EXERCISE PROMPT
State how many lines in the records hold the word "this", giving the number and no other text.

DATA FOR THE TASK
* * * * * * *

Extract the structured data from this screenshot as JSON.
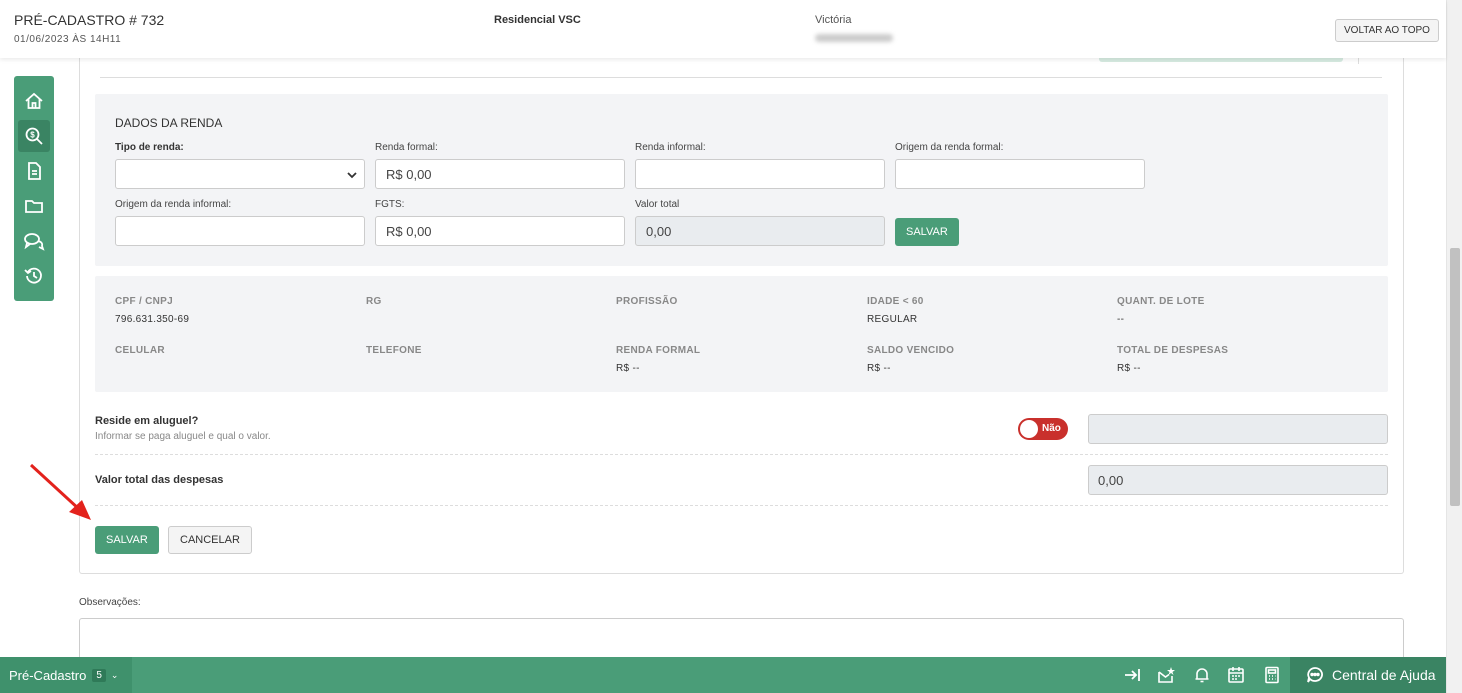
{
  "header": {
    "title": "PRÉ-CADASTRO # 732",
    "date": "01/06/2023 ÀS 14H11",
    "empreendimento": "Residencial VSC",
    "cliente": "Victória",
    "back_top_label": "VOLTAR AO TOPO"
  },
  "sidebar": {
    "icons": [
      "home-icon",
      "search-money-icon",
      "document-icon",
      "folder-icon",
      "chat-icon",
      "history-icon"
    ]
  },
  "renda": {
    "section_title": "DADOS DA RENDA",
    "tipo_renda_label": "Tipo de renda:",
    "tipo_renda_value": "",
    "renda_formal_label": "Renda formal:",
    "renda_formal_value": "R$ 0,00",
    "renda_informal_label": "Renda informal:",
    "renda_informal_value": "",
    "origem_formal_label": "Origem da renda formal:",
    "origem_formal_value": "",
    "origem_informal_label": "Origem da renda informal:",
    "origem_informal_value": "",
    "fgts_label": "FGTS:",
    "fgts_value": "R$ 0,00",
    "valor_total_label": "Valor total",
    "valor_total_value": "0,00",
    "save_label": "SALVAR"
  },
  "info": {
    "cpf_label": "CPF / CNPJ",
    "cpf_value": "796.631.350-69",
    "rg_label": "RG",
    "rg_value": "",
    "profissao_label": "PROFISSÃO",
    "profissao_value": "",
    "idade_label": "IDADE < 60",
    "idade_value": "REGULAR",
    "lote_label": "QUANT. DE LOTE",
    "lote_value": "--",
    "celular_label": "CELULAR",
    "celular_value": "",
    "telefone_label": "TELEFONE",
    "telefone_value": "",
    "renda_formal_label": "RENDA FORMAL",
    "renda_formal_value": "R$ --",
    "saldo_label": "SALDO VENCIDO",
    "saldo_value": "R$ --",
    "despesas_label": "TOTAL DE DESPESAS",
    "despesas_value": "R$ --"
  },
  "aluguel": {
    "title": "Reside em aluguel?",
    "subtitle": "Informar se paga aluguel e qual o valor.",
    "toggle_label": "Não",
    "value": ""
  },
  "despesas": {
    "title": "Valor total das despesas",
    "value": "0,00"
  },
  "actions": {
    "save_label": "SALVAR",
    "cancel_label": "CANCELAR"
  },
  "observacoes": {
    "label": "Observações:"
  },
  "footer": {
    "module_label": "Pré-Cadastro",
    "badge_count": "5",
    "help_label": "Central de Ajuda"
  },
  "colors": {
    "primary_green": "#4a9d78",
    "toggle_red": "#c9302c",
    "arrow_red": "#e3221c"
  }
}
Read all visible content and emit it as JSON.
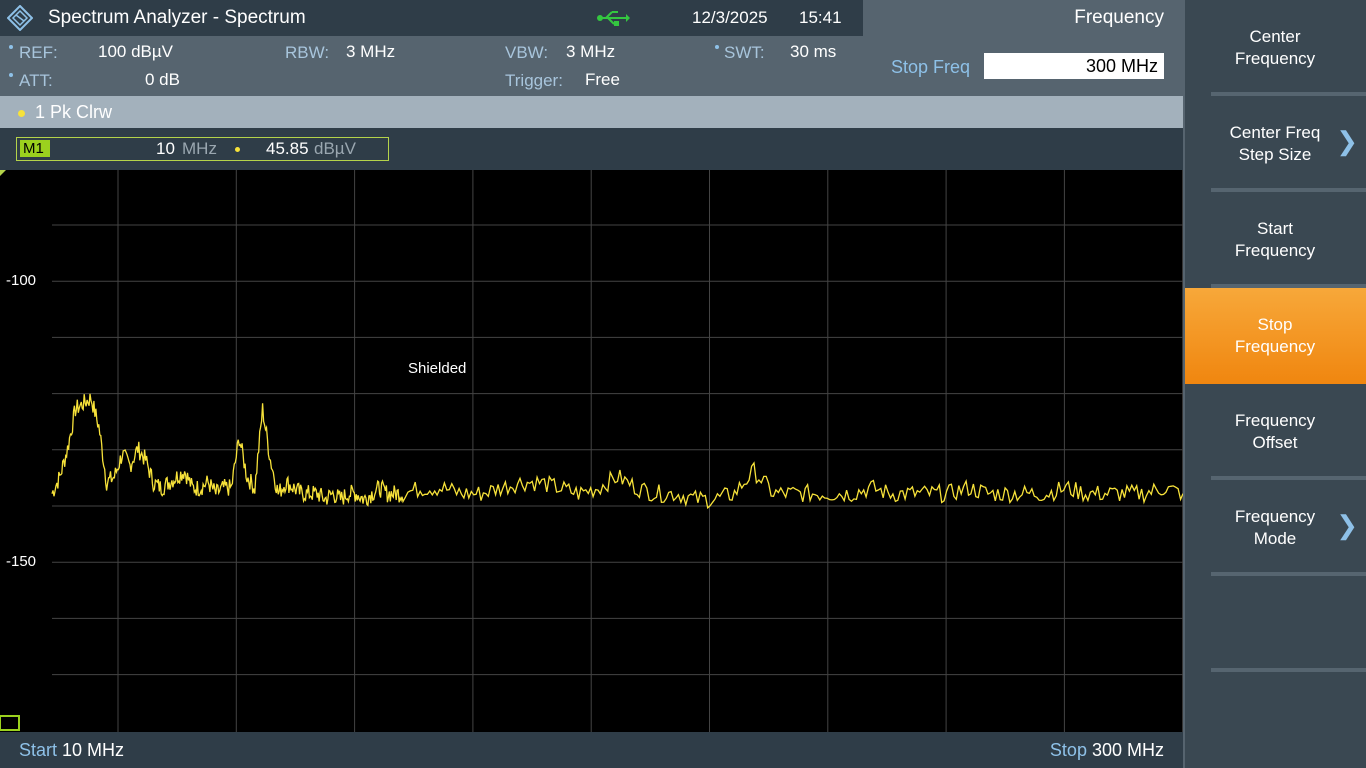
{
  "header": {
    "app_title": "Spectrum Analyzer - Spectrum",
    "date": "12/3/2025",
    "time": "15:41",
    "menu_title": "Frequency",
    "usb_icon": "usb-icon",
    "logo_icon": "rohde-schwarz-logo"
  },
  "settings": {
    "ref_label": "REF:",
    "ref_value": "100 dBµV",
    "att_label": "ATT:",
    "att_value": "0 dB",
    "rbw_label": "RBW:",
    "rbw_value": "3 MHz",
    "vbw_label": "VBW:",
    "vbw_value": "3 MHz",
    "trigger_label": "Trigger:",
    "trigger_value": "Free",
    "swt_label": "SWT:",
    "swt_value": "30 ms"
  },
  "entry": {
    "label": "Stop Freq",
    "value": "300 MHz"
  },
  "trace": {
    "label": "1 Pk  Clrw",
    "color": "#f7e23a"
  },
  "marker": {
    "tag": "M1",
    "freq": "10",
    "freq_unit": "MHz",
    "level": "45.85",
    "level_unit": "dBµV"
  },
  "plot": {
    "annotation": "Shielded",
    "y_tick_labels": [
      "-100",
      "-150"
    ]
  },
  "footer": {
    "start_label": "Start",
    "start_value": "10 MHz",
    "stop_label": "Stop",
    "stop_value": "300 MHz"
  },
  "softkeys": [
    {
      "label": "Center\nFrequency",
      "has_submenu": false,
      "active": false
    },
    {
      "label": "Center Freq\nStep Size",
      "has_submenu": true,
      "active": false
    },
    {
      "label": "Start\nFrequency",
      "has_submenu": false,
      "active": false
    },
    {
      "label": "Stop\nFrequency",
      "has_submenu": false,
      "active": true
    },
    {
      "label": "Frequency\nOffset",
      "has_submenu": false,
      "active": false
    },
    {
      "label": "Frequency\nMode",
      "has_submenu": true,
      "active": false
    },
    {
      "label": "",
      "has_submenu": false,
      "active": false
    }
  ],
  "chart_data": {
    "type": "line",
    "x_range": [
      10,
      300
    ],
    "x_unit": "MHz",
    "ylim": [
      -180,
      -80
    ],
    "y_ticks": [
      -100,
      -150
    ],
    "grid": true,
    "series": [
      {
        "color": "#f7e23a",
        "x": [
          10,
          12,
          14,
          16,
          18,
          20,
          22,
          24,
          26,
          28,
          30,
          32,
          34,
          36,
          38,
          40,
          42,
          44,
          46,
          48,
          50,
          52,
          54,
          56,
          58,
          60,
          62,
          64,
          66,
          68,
          70,
          72,
          74,
          76,
          78,
          80,
          82,
          84,
          86,
          88,
          90,
          92,
          94,
          96,
          98,
          100,
          105,
          110,
          115,
          120,
          125,
          130,
          135,
          140,
          145,
          150,
          155,
          160,
          165,
          170,
          175,
          180,
          185,
          190,
          195,
          200,
          205,
          210,
          215,
          220,
          225,
          230,
          235,
          240,
          245,
          250,
          255,
          260,
          265,
          270,
          275,
          280,
          285,
          290,
          295,
          300
        ],
        "y": [
          -138,
          -135,
          -130,
          -123,
          -122,
          -121,
          -126,
          -136,
          -135,
          -131,
          -133,
          -130,
          -132,
          -136,
          -137,
          -136,
          -135,
          -134,
          -137,
          -137,
          -136,
          -138,
          -137,
          -137,
          -128,
          -135,
          -137,
          -123,
          -132,
          -138,
          -136,
          -137,
          -138,
          -138,
          -138,
          -139,
          -138,
          -139,
          -138,
          -138,
          -139,
          -138,
          -137,
          -138,
          -138,
          -138,
          -137,
          -137,
          -138,
          -138,
          -137,
          -136,
          -136,
          -137,
          -138,
          -137,
          -135,
          -137,
          -138,
          -138,
          -139,
          -139,
          -138,
          -134,
          -138,
          -138,
          -138,
          -138,
          -138,
          -137,
          -138,
          -138,
          -138,
          -138,
          -137,
          -138,
          -138,
          -138,
          -138,
          -137,
          -138,
          -138,
          -138,
          -138,
          -137,
          -138
        ]
      }
    ]
  }
}
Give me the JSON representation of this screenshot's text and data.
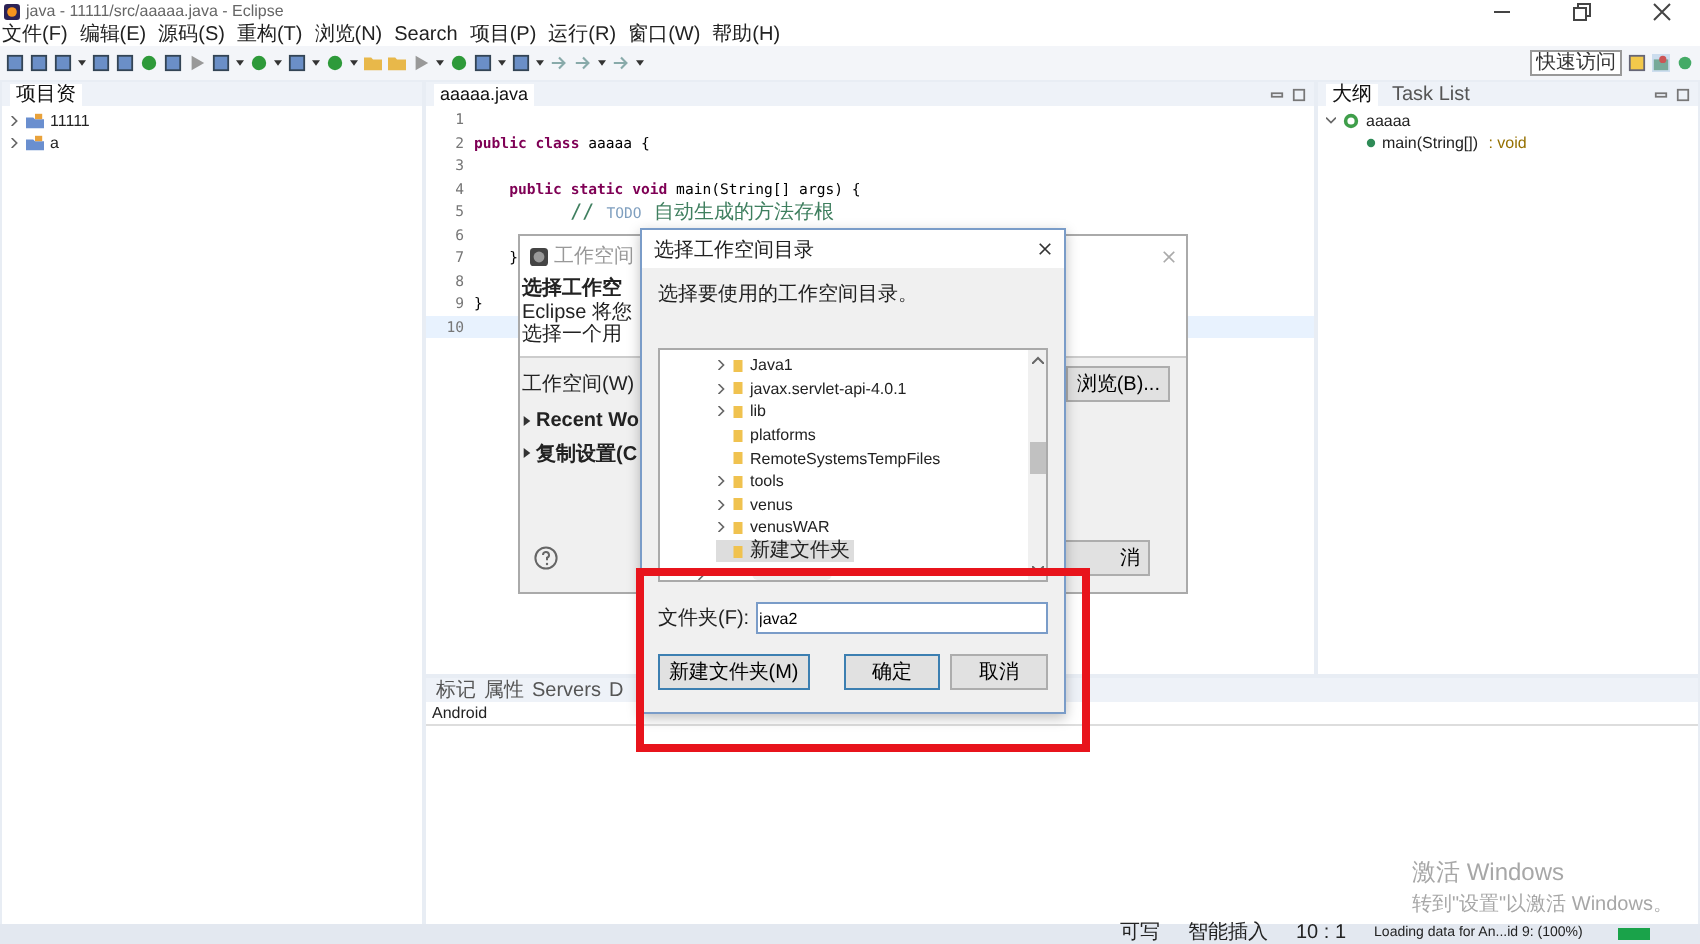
{
  "window": {
    "title": "java - 11111/src/aaaaa.java - Eclipse"
  },
  "menu": [
    "文件(F)",
    "编辑(E)",
    "源码(S)",
    "重构(T)",
    "浏览(N)",
    "Search",
    "项目(P)",
    "运行(R)",
    "窗口(W)",
    "帮助(H)"
  ],
  "quick_access": {
    "placeholder": "快速访问"
  },
  "project_explorer": {
    "tab": "项目资",
    "items": [
      {
        "label": "11111",
        "expanded": false
      },
      {
        "label": "a",
        "expanded": false
      }
    ]
  },
  "editor": {
    "tab": "aaaaa.java",
    "lines": [
      {
        "number": "1",
        "current": false
      },
      {
        "number": "2",
        "current": false,
        "segments": [
          {
            "kind": "keyword",
            "text": "public class"
          },
          {
            "kind": "plain",
            "text": " aaaaa {"
          }
        ]
      },
      {
        "number": "3",
        "current": false
      },
      {
        "number": "4",
        "current": false,
        "segments": [
          {
            "kind": "keyword",
            "text": "    public static void"
          },
          {
            "kind": "plain",
            "text": " main(String[] args) {"
          }
        ]
      },
      {
        "number": "5",
        "current": false,
        "segments": [
          {
            "kind": "comment",
            "text": "        // "
          },
          {
            "kind": "todo",
            "text": "TODO"
          },
          {
            "kind": "comment",
            "text": " 自动生成的方法存根"
          }
        ]
      },
      {
        "number": "6",
        "current": false
      },
      {
        "number": "7",
        "current": false,
        "segments": [
          {
            "kind": "plain",
            "text": "    }"
          }
        ]
      },
      {
        "number": "8",
        "current": false
      },
      {
        "number": "9",
        "current": false,
        "segments": [
          {
            "kind": "plain",
            "text": "}"
          }
        ]
      },
      {
        "number": "10",
        "current": true
      }
    ]
  },
  "outline": {
    "tabs": [
      {
        "label": "大纲",
        "selected": true
      },
      {
        "label": "Task List",
        "selected": false
      }
    ],
    "tree": [
      {
        "label": "aaaaa",
        "expanded": true,
        "children": [
          {
            "label": "main(String[])",
            "type": " : void"
          }
        ]
      }
    ]
  },
  "bottom_panel": {
    "tabs": [
      {
        "label": "标记",
        "selected": false
      },
      {
        "label": "属性",
        "selected": false
      },
      {
        "label": "Servers",
        "selected": false
      },
      {
        "label": "D",
        "selected": false
      }
    ],
    "content": "Android"
  },
  "background_dialog": {
    "title": "工作空间",
    "heading": "选择工作空",
    "description": [
      "Eclipse 将您",
      "选择一个用"
    ],
    "workspace_label": "工作空间(W)",
    "browse_button": "浏览(B)...",
    "sections": [
      "Recent Wo",
      "复制设置(C"
    ],
    "cancel_button": "消"
  },
  "dialog": {
    "title": "选择工作空间目录",
    "message": "选择要使用的工作空间目录。",
    "folders": [
      {
        "label": "Java1",
        "has_children": true,
        "selected": false
      },
      {
        "label": "javax.servlet-api-4.0.1",
        "has_children": true,
        "selected": false
      },
      {
        "label": "lib",
        "has_children": true,
        "selected": false
      },
      {
        "label": "platforms",
        "has_children": false,
        "selected": false
      },
      {
        "label": "RemoteSystemsTempFiles",
        "has_children": false,
        "selected": false
      },
      {
        "label": "tools",
        "has_children": true,
        "selected": false
      },
      {
        "label": "venus",
        "has_children": true,
        "selected": false
      },
      {
        "label": "venusWAR",
        "has_children": true,
        "selected": false
      },
      {
        "label": "新建文件夹",
        "has_children": false,
        "selected": true
      }
    ],
    "folder_label": "文件夹(F):",
    "folder_value": "java2",
    "buttons": [
      {
        "label": "新建文件夹(M)",
        "kind": "secondary"
      },
      {
        "label": "确定",
        "kind": "default"
      },
      {
        "label": "取消",
        "kind": "secondary"
      }
    ]
  },
  "status_bar": {
    "items": [
      "可写",
      "智能插入",
      "10 : 1",
      "Loading data for An...id 9: (100%)"
    ],
    "progress": {
      "level": 1
    }
  },
  "os_overlay": {
    "title": "激活 Windows",
    "subtitle": "转到\"设置\"以激活 Windows。"
  }
}
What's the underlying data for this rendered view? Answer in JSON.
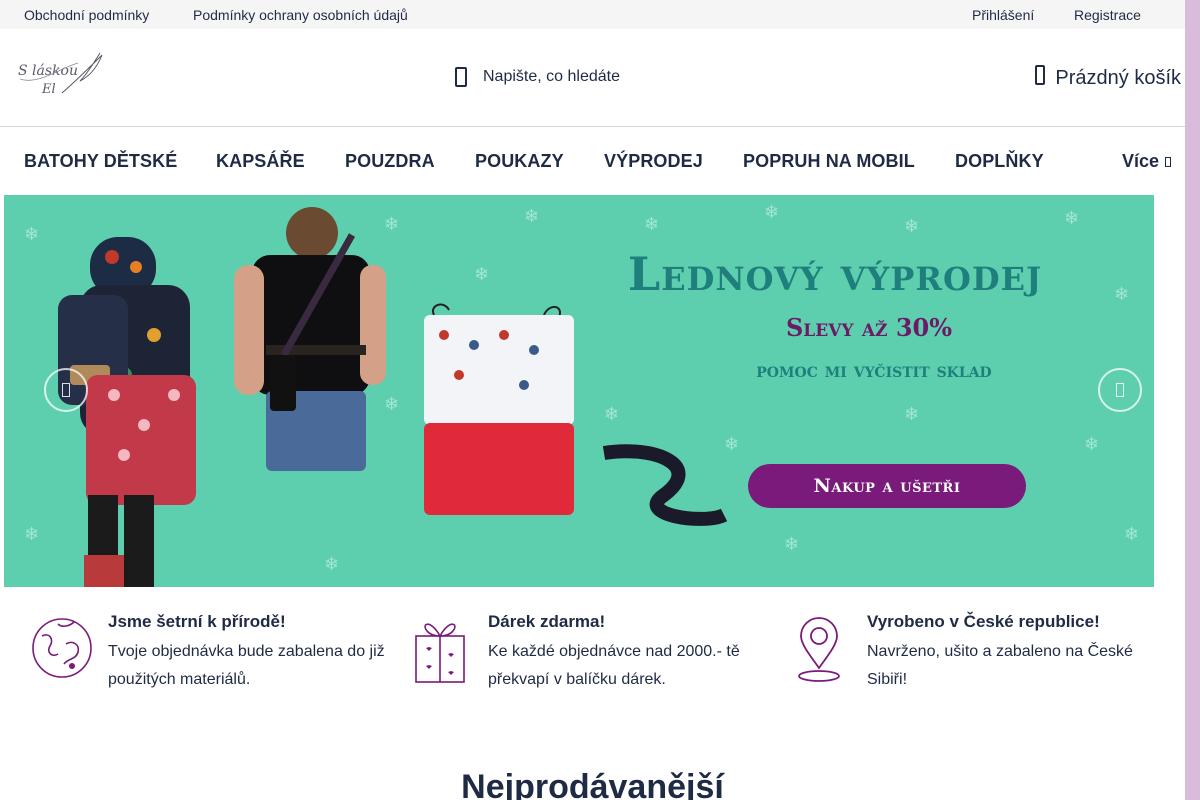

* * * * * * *

COMPLETED EXERCISE
3